Many American manufacturers jumped on the beer can bandwagon during the early can years. The first to step up were three major can manufacturing companies, American Can Company, National Can Company, and the Continental Can Company. Others in on the fun were the Pacific Can Company, and the Crown Cork & Seal Company that purchased the Acme Can Company in Philadelphia, PA.

Early cans were made in several styles and parts. A roll can was a roll of metal with a cap on both ends. Other cans were fitted with tops that were similar to a bottle style cap, protruding upwards. These are referred to as cone tops, J spouts or crowntainers. A new device was created just for beer cans, the beer can or church key opener. A significant problem was the can metal itself, which reacted with the beer. Over a two year period, American Can Company managed to solve inherent problems with beer and beer cans. Liner materials were tried until a solution was found. Pressure resistance was another problem to solve for packaging beer into cans. The metal had to be able to withstand an internal pressure of 80 psi to not burst along welded seams. Most cans were first made in 10 oz. and 12 oz. sizes. Later on, larger cans and mini-kegs were created.

Different shapes were tried before most can manufacturers settled upon the typical can found today. Many had bottle style tops, with screw off caps. Others required a can opener to poke holes in flat tops. The development of the pop top can came about in the 1960's and has remained popular and convenient. Early pop off tops and rings became an environmental problem, so manufacturers began making pop off tops that remained attached to the cans or that sank down into the can interior. Other problems for animals and the environment occurred with the plastic ring device that holds a six-pack together.

Among early beer cans, popular brand names included Acme, Brown Derby, Clipper, Eagle, General Brewing, Humbolt, Jolly Scot, Krueger's, Little Imp, National Brewing, Oldstyle Lager, Red Lion, Tally Ho Ale, Valley Forge, Wilshire Club, Narrangansett, and Rainier. Part of the attractiveness of can collection involves the can artwork, which in many cases is truly artistic.

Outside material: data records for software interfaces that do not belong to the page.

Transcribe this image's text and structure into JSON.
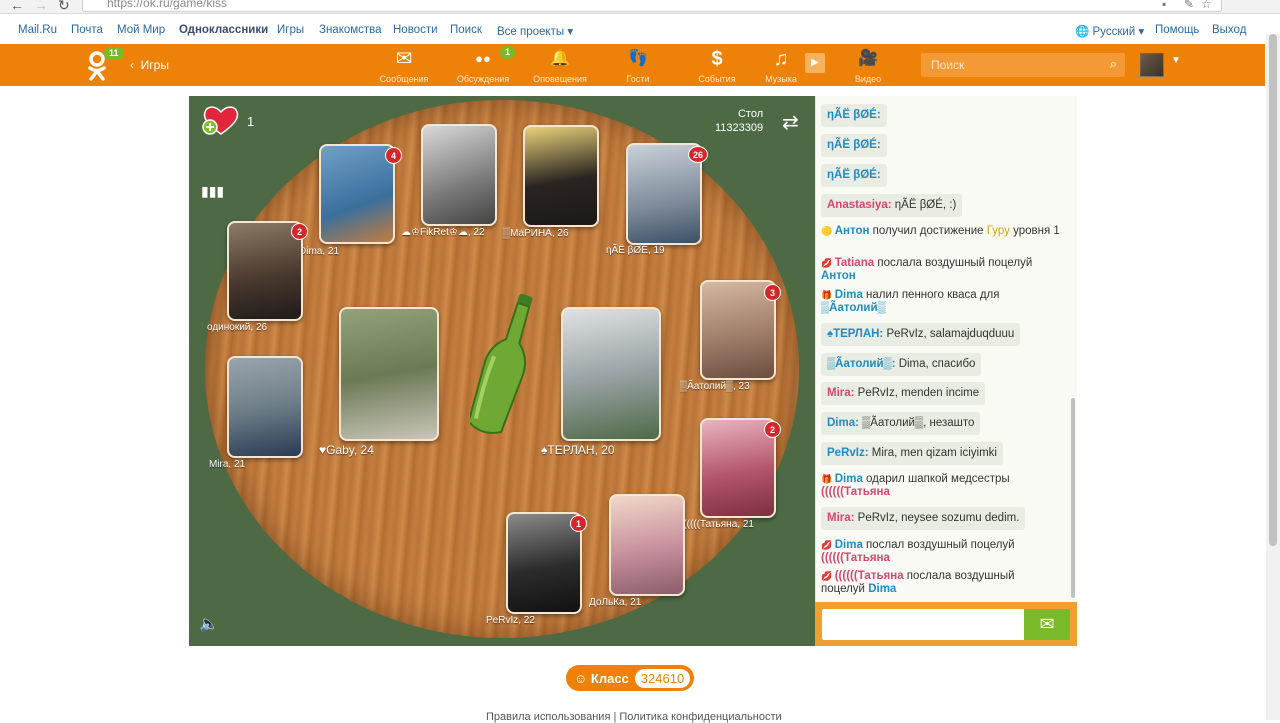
{
  "browser": {
    "url": "https://ok.ru/game/kiss"
  },
  "topbar": {
    "links": [
      "Mail.Ru",
      "Почта",
      "Мой Мир",
      "Одноклассники",
      "Игры",
      "Знакомства",
      "Новости",
      "Поиск",
      "Все проекты ▾"
    ],
    "right": [
      "Русский ▾",
      "Помощь",
      "Выход"
    ]
  },
  "header": {
    "logo_badge": "11",
    "back": "‹",
    "games": "Игры",
    "nav": [
      {
        "icon": "envelope-icon",
        "glyph": "✉",
        "label": "Сообщения"
      },
      {
        "icon": "discussions-icon",
        "glyph": "●●",
        "label": "Обсуждения",
        "badge": "1"
      },
      {
        "icon": "bell-icon",
        "glyph": "🔔",
        "label": "Оповещения"
      },
      {
        "icon": "footprints-icon",
        "glyph": "👣",
        "label": "Гости"
      },
      {
        "icon": "events-icon",
        "glyph": "$",
        "label": "События"
      },
      {
        "icon": "music-icon",
        "glyph": "♫",
        "label": "Музыка"
      },
      {
        "icon": "video-icon",
        "glyph": "🎥",
        "label": "Видео"
      }
    ],
    "search_placeholder": "Поиск"
  },
  "game": {
    "hearts": "1",
    "table_label": "Стол",
    "table_id": "11323309",
    "players": [
      {
        "name": "Dima, 21",
        "count": "4",
        "color": "#3b6f9c"
      },
      {
        "name": "☁♔FikRet♔☁, 22",
        "count": "",
        "color": "#7a7a7a"
      },
      {
        "name": "▒МаРИНА, 26",
        "count": "",
        "color": "#2a2522"
      },
      {
        "name": "ηÃЁ βØÉ, 19",
        "count": "26",
        "color": "#7d8a9a"
      },
      {
        "name": "одинокий, 26",
        "count": "2",
        "color": "#4b3a2e"
      },
      {
        "name": "Mira, 21",
        "count": "",
        "color": "#6e7e88"
      },
      {
        "name": "♥Gaby, 24",
        "count": "",
        "color": "#6c7a55"
      },
      {
        "name": "♠ТЕРЛАН, 20",
        "count": "",
        "color": "#9ba3a6"
      },
      {
        "name": "▒Ãатолий▒, 23",
        "count": "3",
        "color": "#a07e6a"
      },
      {
        "name": "((((((Татьяна, 21",
        "count": "2",
        "color": "#b3556b"
      },
      {
        "name": "PeRvIz, 22",
        "count": "1",
        "color": "#2c2c2c"
      },
      {
        "name": "ДоЛьКа, 21",
        "count": "",
        "color": "#c78f9d"
      }
    ]
  },
  "chat": {
    "messages": [
      {
        "t": "bubble",
        "parts": [
          [
            "n-blue",
            "ηÃЁ βØÉ:"
          ]
        ]
      },
      {
        "t": "bubble",
        "parts": [
          [
            "n-blue",
            "ηÃЁ βØÉ:"
          ]
        ]
      },
      {
        "t": "bubble",
        "parts": [
          [
            "n-blue",
            "ηÃЁ βØÉ:"
          ]
        ]
      },
      {
        "t": "bubble",
        "parts": [
          [
            "n-pink",
            "Anastasiya:"
          ],
          [
            "",
            " ηÃЁ βØÉ, :)"
          ]
        ]
      },
      {
        "t": "sys",
        "icon": "🟡",
        "parts": [
          [
            "n-blue",
            "Антон"
          ],
          [
            "",
            " получил достижение "
          ],
          [
            "n-gold",
            "Гуру"
          ],
          [
            "",
            " уровня 1"
          ]
        ]
      },
      {
        "t": "sys",
        "icon": "💋",
        "parts": [
          [
            "n-pink",
            "Tatiana"
          ],
          [
            "",
            " послала воздушный поцелуй "
          ],
          [
            "n-blue",
            "Антон"
          ]
        ]
      },
      {
        "t": "sys",
        "icon": "🎁",
        "parts": [
          [
            "n-blue",
            "Dima"
          ],
          [
            "",
            " налил пенного кваса для "
          ],
          [
            "n-blue",
            "▒Ãатолий▒"
          ]
        ]
      },
      {
        "t": "bubble",
        "parts": [
          [
            "n-blue",
            "♠ТЕРЛАН:"
          ],
          [
            "",
            " PeRvIz, salamajduqduuu"
          ]
        ]
      },
      {
        "t": "bubble",
        "parts": [
          [
            "n-blue",
            "▒Ãатолий▒:"
          ],
          [
            "",
            " Dima, спасибо"
          ]
        ]
      },
      {
        "t": "bubble",
        "parts": [
          [
            "n-pink",
            "Mira:"
          ],
          [
            "",
            " PeRvIz, menden incime"
          ]
        ]
      },
      {
        "t": "bubble",
        "parts": [
          [
            "n-blue",
            "Dima:"
          ],
          [
            "",
            " ▒Ãатолий▒, незашто"
          ]
        ]
      },
      {
        "t": "bubble",
        "parts": [
          [
            "n-blue",
            "PeRvIz:"
          ],
          [
            "",
            " Mira, men qizam iciyimki"
          ]
        ]
      },
      {
        "t": "sys",
        "icon": "🎁",
        "parts": [
          [
            "n-blue",
            "Dima"
          ],
          [
            "",
            " одарил шапкой медсестры "
          ],
          [
            "n-pink",
            "((((((Татьяна"
          ]
        ]
      },
      {
        "t": "bubble",
        "parts": [
          [
            "n-pink",
            "Mira:"
          ],
          [
            "",
            " PeRvIz, neysee sozumu dedim."
          ]
        ]
      },
      {
        "t": "sys",
        "icon": "💋",
        "parts": [
          [
            "n-blue",
            "Dima"
          ],
          [
            "",
            " послал воздушный поцелуй "
          ],
          [
            "n-pink",
            "((((((Татьяна"
          ]
        ]
      },
      {
        "t": "sys",
        "icon": "💋",
        "parts": [
          [
            "n-pink",
            "((((((Татьяна"
          ],
          [
            "",
            " послала воздушный поцелуй "
          ],
          [
            "n-blue",
            "Dima"
          ]
        ]
      }
    ]
  },
  "klass": {
    "label": "Класс",
    "count": "324610"
  },
  "footer": "Правила использования | Политика конфиденциальности"
}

Collecting items like beer cans is common in the USA. Early beer can collectors were very active in the USA from the mid-1930's through the 1950's. Later, collecting beer cans and displaying them in dormitory windows became popular on many college campuses, as local beer taverns fed the student appetite for beer can collecting by offering many different brand names. Persons working in the breweries had opportunities to collect non-sold cans for "insider" collections. These were cans that never held beer. They may have been used for testing, or sample flat sheets rolled into cans. Only cans that actually held beer can be termed "authentic" cans. A beer can collector club in the USA, the BCCA, or Brewery Collectibles Club of America, serves this collector market. They have a Hall of Fame to honor collectors. The first Hall of Fame member was Ernie Oest, who began collecting cans in the 1930s while driving around. Modern collectors can use a black light to reveal if a can is authentic or if it has been retouched or restored, making it less valuable.

Beer can collecting, beer can artwork, and brewery accessories like trays, lights, and signage made beer can advertising history. College students loved can and accessory collecting, filling up dorm room windows with their beer can collections and lighting their rooms with lighted beer advertising devices. As cans gained popularity, the bottle makers staged a bottle war to try to stay competitive. Bottles had drawbacks, such as being heavy and breakable. Their main argument was that cans affect the taste of the beer inside, making it taste skunky. World War II put a halt to can growth as metal was needed for the war effort.

Beer can history remains active, long and colorful, with modern improvements helping to maintain can popularity.